If you listen to country music, you have heard Toby Keith’s new song, Great American Ride. Over the past couple of months, I have heard it countless times while the 4-H and collegiate judging teams have been traveling to different judging competitions.
As I was singing along, there was a moment I realized a strong connection to this song and our judging experiences. WE were on a “Great American Ride.” With enthusiasm, I pointed this out to the kids, but they quickly reminded me that Toby’s lyrics were rather sarcastic.
Not to be outdone, I suggested that we would just fill in with our own version of what the great American ride meant to each us on these dairy judging trips.
Soon, those close enough to the radio were reminding me when the song was playing. Each time I turned it up while singing and moving with the rhythm of the tune. My actions usually prompted some interesting conversation between the kids, myself, Bernie Heisner and Kelly Epperly.
We enjoyed listening to their thoughts and beliefs and they too asked us many questions about our life’s experiences and how it used to be.
Following here, I have summarized some key points that I learned on our “Great American Rides!”
– These kids are connected to their parents and home. Some have been born and raised around cows; others had exposure to livestock. Each possessed a strong sense of respect for their roots, and I was aware that it was a pleasure traveling with “Great American Kids.”
– As a group, we were homogeneous, but we all had a healthy appreciation for diversity. The farm visits gave us the opportunity to judge all breeds of dairy cattle. Some dairies had wealthy owners with many employees, and others introduced us to three generations of their family working the farm together pursuing their version of the “Great American Dream!”

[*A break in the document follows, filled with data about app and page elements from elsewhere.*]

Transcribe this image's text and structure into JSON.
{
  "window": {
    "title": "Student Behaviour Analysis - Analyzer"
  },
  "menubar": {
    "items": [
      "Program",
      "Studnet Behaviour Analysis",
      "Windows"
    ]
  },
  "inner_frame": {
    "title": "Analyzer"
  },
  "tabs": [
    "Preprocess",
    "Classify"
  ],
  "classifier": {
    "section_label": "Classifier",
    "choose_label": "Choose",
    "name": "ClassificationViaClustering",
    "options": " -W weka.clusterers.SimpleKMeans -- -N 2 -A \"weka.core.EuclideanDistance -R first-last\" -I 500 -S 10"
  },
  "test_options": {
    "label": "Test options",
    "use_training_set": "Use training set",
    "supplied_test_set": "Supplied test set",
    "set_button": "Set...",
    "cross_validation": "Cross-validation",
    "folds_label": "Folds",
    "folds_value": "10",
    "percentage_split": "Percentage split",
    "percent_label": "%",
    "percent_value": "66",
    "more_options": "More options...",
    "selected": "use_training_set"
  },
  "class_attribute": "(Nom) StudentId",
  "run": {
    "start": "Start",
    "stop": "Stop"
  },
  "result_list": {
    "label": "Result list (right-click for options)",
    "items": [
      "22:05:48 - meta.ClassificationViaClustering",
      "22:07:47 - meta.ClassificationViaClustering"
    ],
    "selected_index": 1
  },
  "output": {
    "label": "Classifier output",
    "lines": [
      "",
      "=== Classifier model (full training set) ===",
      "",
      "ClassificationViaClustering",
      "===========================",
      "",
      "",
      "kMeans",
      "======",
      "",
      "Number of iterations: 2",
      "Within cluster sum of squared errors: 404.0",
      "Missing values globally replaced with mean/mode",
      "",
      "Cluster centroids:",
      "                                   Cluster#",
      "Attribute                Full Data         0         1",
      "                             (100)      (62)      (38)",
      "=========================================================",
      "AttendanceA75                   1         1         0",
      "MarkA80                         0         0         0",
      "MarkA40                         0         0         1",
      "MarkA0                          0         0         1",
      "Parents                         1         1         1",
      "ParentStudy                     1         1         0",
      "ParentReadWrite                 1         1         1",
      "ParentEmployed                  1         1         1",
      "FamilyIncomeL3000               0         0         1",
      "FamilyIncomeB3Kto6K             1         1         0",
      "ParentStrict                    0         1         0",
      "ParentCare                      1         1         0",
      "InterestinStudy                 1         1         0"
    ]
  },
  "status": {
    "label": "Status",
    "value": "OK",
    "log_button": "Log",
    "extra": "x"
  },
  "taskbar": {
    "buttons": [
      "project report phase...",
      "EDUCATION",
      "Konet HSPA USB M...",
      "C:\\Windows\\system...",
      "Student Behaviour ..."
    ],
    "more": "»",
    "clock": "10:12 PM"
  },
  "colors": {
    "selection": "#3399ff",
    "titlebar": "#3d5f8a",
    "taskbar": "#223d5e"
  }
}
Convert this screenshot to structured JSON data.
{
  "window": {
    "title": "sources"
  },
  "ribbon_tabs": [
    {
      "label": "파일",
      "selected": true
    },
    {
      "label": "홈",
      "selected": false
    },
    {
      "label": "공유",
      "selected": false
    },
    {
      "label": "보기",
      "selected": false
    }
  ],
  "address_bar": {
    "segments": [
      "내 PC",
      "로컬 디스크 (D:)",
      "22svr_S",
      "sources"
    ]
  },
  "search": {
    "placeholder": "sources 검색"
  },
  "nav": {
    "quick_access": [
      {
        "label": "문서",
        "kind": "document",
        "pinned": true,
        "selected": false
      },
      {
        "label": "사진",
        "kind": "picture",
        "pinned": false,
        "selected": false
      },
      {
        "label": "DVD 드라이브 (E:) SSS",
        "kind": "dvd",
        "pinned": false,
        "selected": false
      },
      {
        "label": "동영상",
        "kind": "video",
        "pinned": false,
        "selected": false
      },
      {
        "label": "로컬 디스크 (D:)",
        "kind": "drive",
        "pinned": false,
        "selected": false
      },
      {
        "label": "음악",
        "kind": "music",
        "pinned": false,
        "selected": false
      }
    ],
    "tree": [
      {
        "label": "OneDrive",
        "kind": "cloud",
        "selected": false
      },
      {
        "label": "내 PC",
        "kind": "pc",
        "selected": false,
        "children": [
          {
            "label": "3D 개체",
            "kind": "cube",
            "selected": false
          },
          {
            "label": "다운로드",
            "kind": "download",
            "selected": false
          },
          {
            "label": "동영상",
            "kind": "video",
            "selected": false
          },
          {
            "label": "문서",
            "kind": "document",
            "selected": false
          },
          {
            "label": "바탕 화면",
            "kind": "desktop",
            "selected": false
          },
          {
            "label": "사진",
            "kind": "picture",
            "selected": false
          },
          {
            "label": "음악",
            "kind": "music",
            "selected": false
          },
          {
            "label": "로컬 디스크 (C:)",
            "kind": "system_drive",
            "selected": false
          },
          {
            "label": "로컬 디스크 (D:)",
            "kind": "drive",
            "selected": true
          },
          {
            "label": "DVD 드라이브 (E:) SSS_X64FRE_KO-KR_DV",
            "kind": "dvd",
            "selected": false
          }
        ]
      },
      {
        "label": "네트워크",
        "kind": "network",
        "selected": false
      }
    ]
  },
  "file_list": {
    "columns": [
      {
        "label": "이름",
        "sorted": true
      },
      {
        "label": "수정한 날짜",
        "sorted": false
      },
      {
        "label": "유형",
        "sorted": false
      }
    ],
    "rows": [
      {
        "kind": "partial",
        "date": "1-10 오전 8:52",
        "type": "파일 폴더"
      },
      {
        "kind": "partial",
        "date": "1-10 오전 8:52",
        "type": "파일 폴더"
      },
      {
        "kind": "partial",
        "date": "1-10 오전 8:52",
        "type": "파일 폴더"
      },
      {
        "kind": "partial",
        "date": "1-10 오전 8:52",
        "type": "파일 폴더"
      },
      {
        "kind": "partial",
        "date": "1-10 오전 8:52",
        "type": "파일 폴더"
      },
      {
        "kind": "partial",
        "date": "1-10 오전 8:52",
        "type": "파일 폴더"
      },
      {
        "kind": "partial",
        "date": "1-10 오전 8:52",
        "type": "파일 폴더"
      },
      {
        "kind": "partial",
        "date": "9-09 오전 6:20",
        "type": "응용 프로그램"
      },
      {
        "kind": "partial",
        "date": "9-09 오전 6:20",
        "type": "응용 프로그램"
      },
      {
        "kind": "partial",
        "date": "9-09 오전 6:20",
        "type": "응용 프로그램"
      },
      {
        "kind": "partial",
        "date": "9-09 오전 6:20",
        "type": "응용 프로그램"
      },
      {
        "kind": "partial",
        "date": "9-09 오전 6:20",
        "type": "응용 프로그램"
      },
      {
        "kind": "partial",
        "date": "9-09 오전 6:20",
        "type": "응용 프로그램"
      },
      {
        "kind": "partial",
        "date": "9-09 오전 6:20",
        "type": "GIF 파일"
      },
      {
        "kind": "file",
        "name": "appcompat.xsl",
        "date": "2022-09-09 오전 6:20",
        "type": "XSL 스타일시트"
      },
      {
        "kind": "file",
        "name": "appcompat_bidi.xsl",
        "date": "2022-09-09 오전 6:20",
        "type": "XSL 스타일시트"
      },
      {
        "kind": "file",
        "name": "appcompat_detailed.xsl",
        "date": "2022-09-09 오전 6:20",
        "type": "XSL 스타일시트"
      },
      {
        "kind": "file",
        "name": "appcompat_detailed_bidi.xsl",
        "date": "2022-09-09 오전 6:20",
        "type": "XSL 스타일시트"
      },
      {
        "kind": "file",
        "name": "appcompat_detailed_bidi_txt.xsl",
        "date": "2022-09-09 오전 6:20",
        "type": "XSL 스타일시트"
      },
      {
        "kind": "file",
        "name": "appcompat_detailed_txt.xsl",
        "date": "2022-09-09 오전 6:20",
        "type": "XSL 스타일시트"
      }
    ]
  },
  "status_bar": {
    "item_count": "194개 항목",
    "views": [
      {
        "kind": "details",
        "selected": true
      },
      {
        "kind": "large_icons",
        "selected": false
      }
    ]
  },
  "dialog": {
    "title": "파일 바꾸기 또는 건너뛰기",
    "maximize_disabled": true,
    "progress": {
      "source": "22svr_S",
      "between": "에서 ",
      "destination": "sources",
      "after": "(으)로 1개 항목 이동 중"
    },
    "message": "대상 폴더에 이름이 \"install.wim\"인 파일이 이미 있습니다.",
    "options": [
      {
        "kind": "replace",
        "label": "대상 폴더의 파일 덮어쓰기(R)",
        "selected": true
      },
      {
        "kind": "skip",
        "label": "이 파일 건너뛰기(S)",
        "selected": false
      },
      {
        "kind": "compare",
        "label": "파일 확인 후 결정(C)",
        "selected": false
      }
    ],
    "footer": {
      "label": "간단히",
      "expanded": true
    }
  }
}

– Besides the trip, everyone was attempting to maintain responsibilities at home. Cell phones kept them in touch. One young lady was ordering food for a booth at the Farm Science Review, another was getting assignments from class, someone had a truck that needed repaired, and yet another was studying for an audition in an upcoming play. Multitasking is the norm for this “Great American Generation.”
– Good humor was never missing. Let’s just say that we did not always have the best sense of direction, some of us look funny when we sleep and Bernie loves the pleasure of dining out and treating us all. The ability to laugh at and with each other was a very important part of our “Great American Story.”
– Volunteers like Bernie and Kelly are worth their weight in gold! Bernie provided more than coaching! His stories of life in the career world were lessons that will be remembered and Kelly is the just the right mix between the generations. What a pleasure to have Noel Alden travel with us to Madison. Having been on a judging team a few years back, his expertise was an asset for us all. By the way, his daughter was on the 4-H team! Kudos for “Great American Volunteers.”
– Dressing appropriately for judging competitions was a must. My interpretation required a haircut, dark suits, the proper tie and color of shirt, buttons and hemlines in good repair and clothing articles that were freshly pressed. All contribute to “Great American Confidence.”
– There was no substitute for good manners. Showing our appreciation, congratulating others on success, picking up a suitcase, cell phones and texting at APPROPRIATE times, and politely listening to that Reasons CD for the 10th time were all practices in place before any Ohio judge stepped out of the van on our “Great American Road Trip.”
There have been six separate dairy judging contests that Ohio has participated in within the past month. Four were collegiate and two were 4-H. At one point, there was a team judging in Wisconsin and two teams in Pennsylvania on the same weekend.
Many thanks to Bill Langle (OSU alum, parent and former OSU judging team member) who assisted with the team in Wisconsin.
The season still continues as we are now preparing teams for the Louisville contest. On the pages of this newspaper or on Web sites, you can read about our impressive results.
However, these sorts of facts could not begin to tell the story of the personal commitment these kids give in the pursuit of excellence. Much of their story is left untold!
The personal struggles and triumphs that go into each set of reasons that are written and presented, the countless hours of dedicated volunteers, the expenses that are covered by our contributors and the support of our families are all missing elements.
This article should prove that judging cows is really more like a dress rehearsal for life. Move over Toby, I’ve got my own version of the Great American Ride!